Understanding the Seasonal Aspects of Mulching

Each season brings its own set of gardening tasks, and mulching is no exception. In spring, mulching can help retain soil warmth during cool nights, while in summer, it’s all about conserving moisture during the heat. Fall mulching can protect perennials from the upcoming cold, and applying mulch in winter can prevent soil erosion during heavy rains or snow melts. Tailoring your mulching strategy to the time of year can maximize its benefits for water conservation and plant health.

Mulch Maintenance: Keeping Your Garden Top-Notch

Maintenance is vital to keep mulch effective. Over time, mulch settles and compacts, which can diminish its ability to retain water and protect soil. Check the depth of your mulch seasonally and fluff or add to it as necessary. Also be on the lookout for mulch that has become matted down, as this can prevent water from reaching the soil. A little attention goes a long way in preserving the health and appearance of your garden.

The Economic Benefits of Mulching

While we often focus on the horticultural benefits, it’s worth noting the economic advantage of mulching. By reducing the frequency of watering, you save on utility bills. Furthermore, the weed suppression aspect of mulching minimizes the need for herbicides and manual weed control, saving you money and labor. Investing in a good mulch might cost upfront, but the long-term savings are notable.

Custom Mulching Solutions for Specialty Gardens

Sometimes, a garden has specific needs that require a unique mulching approach. For example, rain gardens designed to handle runoff might need lighter mulches that don’t wash away easily. Similarly, xeriscapes designed for drought tolerance will benefit from mulches that excel in water retention without fostering too much moisture that might lead to rot. Understanding your garden’s design and purpose will help you choose the best mulch for it.

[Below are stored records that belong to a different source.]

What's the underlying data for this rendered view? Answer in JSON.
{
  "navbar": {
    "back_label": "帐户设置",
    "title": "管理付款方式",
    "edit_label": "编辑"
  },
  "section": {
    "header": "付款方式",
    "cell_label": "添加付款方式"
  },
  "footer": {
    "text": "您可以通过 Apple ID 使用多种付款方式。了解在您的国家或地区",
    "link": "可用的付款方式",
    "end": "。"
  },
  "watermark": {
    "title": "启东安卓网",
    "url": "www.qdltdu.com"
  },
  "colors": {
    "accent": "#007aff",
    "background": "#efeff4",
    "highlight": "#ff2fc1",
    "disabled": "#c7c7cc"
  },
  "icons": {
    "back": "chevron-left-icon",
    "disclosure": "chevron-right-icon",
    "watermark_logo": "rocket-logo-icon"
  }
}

The Role of Mulch in Soil Erosion Prevention

Mulch isn’t just about maintaining moisture and plant health; it’s also a key player in preventing soil erosion. By covering the ground, mulch buffers the soil against the impact of hard rain and wind that can wash or blow soil away. This is particularly important on slopes or in areas prone to heavy downpours. Reducing erosion ensures that soil—and the essential nutrients within it—stays where your plants need it the most.

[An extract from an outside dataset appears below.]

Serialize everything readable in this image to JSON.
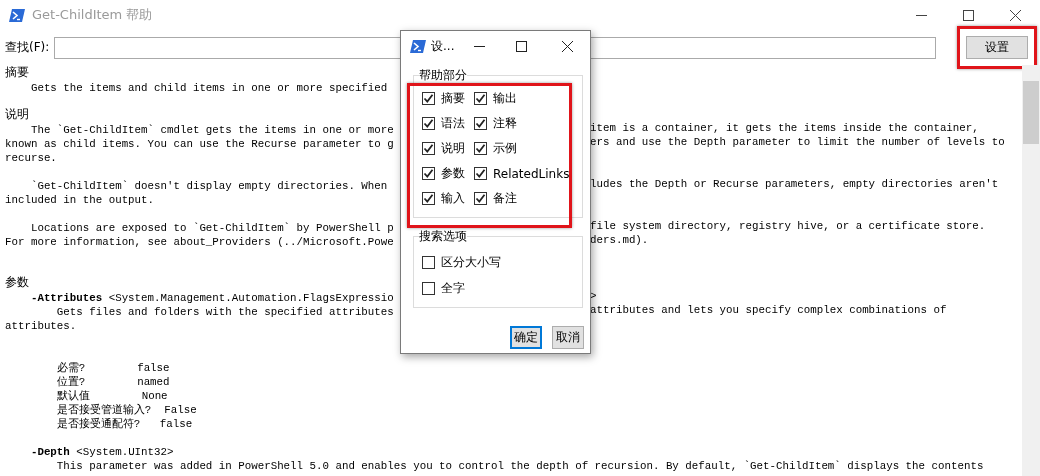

Adapting Mulching Techniques for Raised Beds and Containers

Not all gardens are rooted in open soil. For those utilizing raised beds and containers, mulching remains a crucial element. In raised beds, mulch helps maintain even soil temperatures and moisture levels. In containers, mulch can prevent the soil from drying out too quickly, especially in hot weather. However, because the conditions in containers can vary greatly from the ground, you might need a lighter hand when applying mulch.

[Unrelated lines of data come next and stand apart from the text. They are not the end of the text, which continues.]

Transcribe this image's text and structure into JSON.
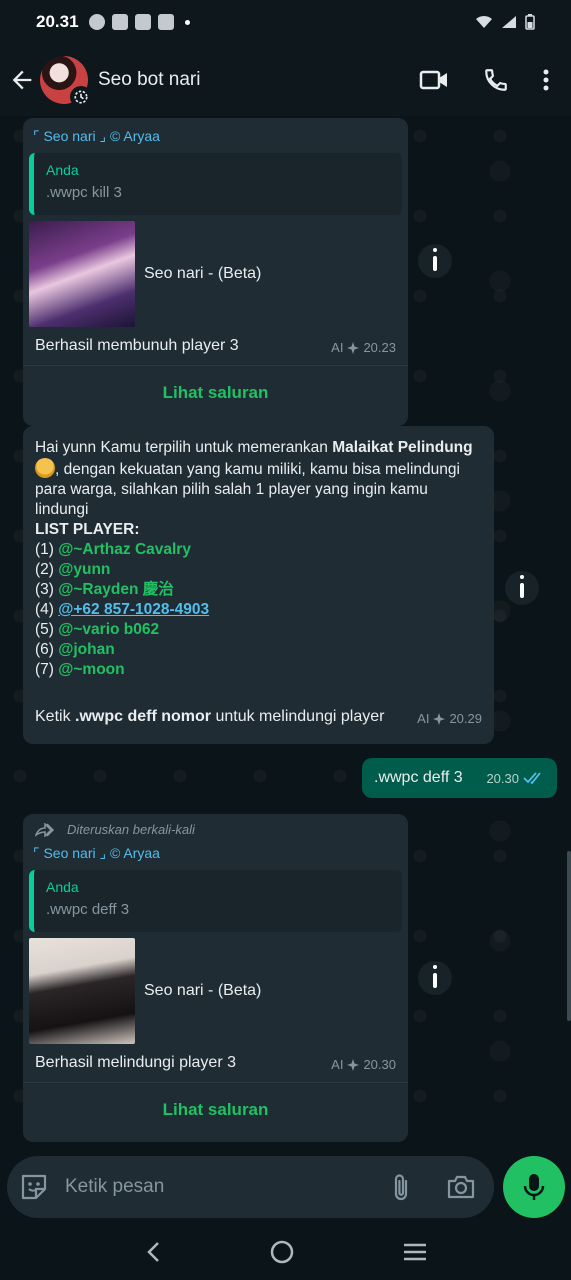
{
  "status": {
    "time": "20.31"
  },
  "header": {
    "contact_name": "Seo bot nari"
  },
  "messages": {
    "m1": {
      "channel": "⌜ Seo nari ⌟ © Aryaa",
      "quote_name": "Anda",
      "quote_text": ".wwpc kill 3",
      "media_title": "Seo nari - (Beta)",
      "text": "Berhasil membunuh player 3",
      "ai_label": "AI",
      "time": "20.23",
      "cta": "Lihat saluran"
    },
    "m2": {
      "intro_a": "Hai yunn Kamu terpilih untuk memerankan ",
      "intro_role": "Malaikat Pelindung",
      "intro_b": ", dengan kekuatan yang kamu miliki, kamu bisa melindungi para warga, silahkan pilih salah 1 player yang ingin kamu lindungi",
      "list_title": "LIST PLAYER:",
      "players": [
        {
          "num": "(1) ",
          "name": "@~Arthaz Cavalry"
        },
        {
          "num": "(2) ",
          "name": "@yunn"
        },
        {
          "num": "(3) ",
          "name": "@~Rayden 慶治"
        },
        {
          "num": "(4) ",
          "name": "@+62 857-1028-4903"
        },
        {
          "num": "(5) ",
          "name": "@~vario b062"
        },
        {
          "num": "(6) ",
          "name": "@johan"
        },
        {
          "num": "(7) ",
          "name": "@~moon"
        }
      ],
      "footer_a": "Ketik ",
      "footer_cmd": ".wwpc deff nomor",
      "footer_b": " untuk melindungi player",
      "ai_label": "AI",
      "time": "20.29"
    },
    "m3": {
      "text": ".wwpc deff 3",
      "time": "20.30"
    },
    "m4": {
      "forwarded": "Diteruskan berkali-kali",
      "channel": "⌜ Seo nari ⌟ © Aryaa",
      "quote_name": "Anda",
      "quote_text": ".wwpc deff 3",
      "media_title": "Seo nari - (Beta)",
      "text": "Berhasil melindungi player 3",
      "ai_label": "AI",
      "time": "20.30",
      "cta": "Lihat saluran"
    }
  },
  "composer": {
    "placeholder": "Ketik pesan"
  },
  "colors": {
    "accent": "#21c063",
    "outgoing": "#005c4b",
    "incoming": "#1f2c33",
    "link": "#53bdeb"
  },
  "icons": [
    "back-arrow-icon",
    "video-call-icon",
    "phone-icon",
    "more-icon",
    "info-icon",
    "forward-icon",
    "read-ticks-icon",
    "sticker-icon",
    "attach-icon",
    "camera-icon",
    "mic-icon"
  ]
}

Integrating Mulch into an Organic Gardening Regimen

Organic gardeners often strive to work in harmony with nature, and mulch fits seamlessly into this ecological approach. When you use organic mulches, you’re also adding to the lifecycle of natural materials in your garden—turning waste into a resource. This aligns perfectly with the principles of organic gardening, which emphasize the use of natural inputs and the reduction of synthetic chemicals.

Mulching as a Tool for Water-Conservative Landscaping

In regions where water is scarce, mulching becomes more than a mere gardening practice; it’s a critical component of water conservation. Xeriscaping, which involves creating landscapes that require minimal irrigation, often employs mulching as a key technique. Mulch conserves water by reducing evaporation, allowing landscapes in arid environments to flourish and helping to preserve precious water resources.

Interaction Between Mulch and Microclimates in Your Garden

Gardens are made up of microclimates—small areas where the climate differs from the surrounding space. Mulch can be used strategically to manipulate these microclimates. A dark mulch might warm up a cool spot, while a reflective mulch like straw might help cool down an area that receives too much heat. By understanding how mulch interacts with your garden’s microclimates, you can leverage it to create better growing conditions for a variety of plants.

Shop more on Amazon